What conditions are treated with PRP therapy at Colorado Clinic?

PRP therapy has been used for wound healing in surgery for several decades. In addition, it is effective for treating sports injuries, such as knee ligament tears, rotator cuff tears, tendon damage, as well as degenerative arthritis.

How does PRP therapy work?

Experts are not sure exactly how PRP injections work to alleviate symptoms and heal tissues. However, it is theorized that platelet-rich prp2plasma:

  • Increases the production of synovial joint fluid, which is a lubricating substance in the joint. This makes the joint move smoothly and decreases friction.
  • Inhibits inflammation, which slows down the progression of arthritis.
  • Stimulates formation of new cartilage in the body.
  • Contains proteins that work on pain receptors, which reduces pain sensations.

There are seven growth factors in platelet rich plasma therapy, and they help to heal injured tissues significantly. It’s been an exciting treatment.

How is the PRP procedure done?

PRP comes from the patient’s own blood. The nurse will draw several vials of blood from the patient’s vein, and then process this blood in a centrifuge, which spins at a high speed to separate the platelets from the other blood components. The Boulder pain management doctor injects the concentrated platelets into the injured structure or joint. An activating agent (calcium chloride or thrombin) may be added to the platelets. The entire procedure takes around 30 minutes.

What can I expect after a PRP injection?

PRP-2After PRP therapy, you will remain in the doctor’s office for 15-20 minutes. We ask that you rest the remainder of the day, and take it easy for a few days. Use ice to the injected area for 20 minutes, 3-4 times each day. Avoid anti-inflammatory medicines (ibuprofen, ketoprofen, and naproxen) for 2 weeks. In addition, a follow-up examination will be scheduled 1-2 weeks after the injection.

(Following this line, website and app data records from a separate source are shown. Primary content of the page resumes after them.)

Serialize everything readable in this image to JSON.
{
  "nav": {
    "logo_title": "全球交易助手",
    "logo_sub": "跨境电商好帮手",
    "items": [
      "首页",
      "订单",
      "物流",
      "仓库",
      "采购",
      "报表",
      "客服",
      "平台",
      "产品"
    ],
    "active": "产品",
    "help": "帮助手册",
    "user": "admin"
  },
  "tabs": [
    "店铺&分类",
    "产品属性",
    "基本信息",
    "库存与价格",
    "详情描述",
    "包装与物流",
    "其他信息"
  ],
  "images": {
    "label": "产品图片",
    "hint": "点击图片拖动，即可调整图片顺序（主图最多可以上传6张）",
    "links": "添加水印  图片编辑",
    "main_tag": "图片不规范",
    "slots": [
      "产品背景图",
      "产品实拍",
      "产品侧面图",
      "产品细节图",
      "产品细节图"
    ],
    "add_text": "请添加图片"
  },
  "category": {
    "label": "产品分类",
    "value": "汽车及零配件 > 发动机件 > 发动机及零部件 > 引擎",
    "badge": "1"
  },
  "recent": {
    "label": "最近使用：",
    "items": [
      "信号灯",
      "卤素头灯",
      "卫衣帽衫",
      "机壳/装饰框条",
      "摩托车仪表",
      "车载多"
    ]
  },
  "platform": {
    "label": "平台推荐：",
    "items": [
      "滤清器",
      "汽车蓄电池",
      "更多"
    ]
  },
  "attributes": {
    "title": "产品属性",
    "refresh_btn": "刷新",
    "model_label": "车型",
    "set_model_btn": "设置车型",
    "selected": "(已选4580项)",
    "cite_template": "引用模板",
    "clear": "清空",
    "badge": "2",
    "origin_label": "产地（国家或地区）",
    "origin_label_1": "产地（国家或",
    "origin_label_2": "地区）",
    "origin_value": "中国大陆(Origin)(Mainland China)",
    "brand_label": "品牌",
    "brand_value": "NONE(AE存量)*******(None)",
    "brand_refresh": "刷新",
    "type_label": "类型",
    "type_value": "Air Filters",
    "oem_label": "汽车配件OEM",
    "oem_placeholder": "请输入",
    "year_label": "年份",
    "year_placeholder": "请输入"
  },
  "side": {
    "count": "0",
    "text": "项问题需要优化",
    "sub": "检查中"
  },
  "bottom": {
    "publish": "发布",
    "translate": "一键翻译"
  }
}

Does PRP therapy work?

According to laboratory studies, PRP increases growth factors needed for healing the body. In animal studies, PRP has been found to improve healing of bone and soft tissue. In humans, researchers have noted an increased number of cells along with improved tendon strength in patients with Achilles tendon injuries. According to another study, PRP treatment worked well for the treatment of lateral epicondylitis (tennis elbow). In addition, PRP was found to work better than hyaluronic acid injections (Synvisc) for the treatment of knee osteoarthritis.

How much does PRP therapy cost?

PRP injections are new, and most insurance plans will not cover them. If your insurance will not cover these injections, you can attempt to appeal this to your insurance provider. Most doctors charge around $850 for one injection, but this varies, depending on the procedure.

What are the risks and side effects of PRP therapy?

PRP therapy is safe, but there are some complications to consider. These include infection, bleeding, and increased pain. If you have a bleeding disorder, or are on anti-coagulation medication, be sure to tell the doctor before the injection. Certain medicines, like Coumadin, must be held for several days before the injection. An expected side effect of PRP is increased pain for the first 48-72 hours after the injection. This occurs when inflammatory mediators and growth factors begin to work.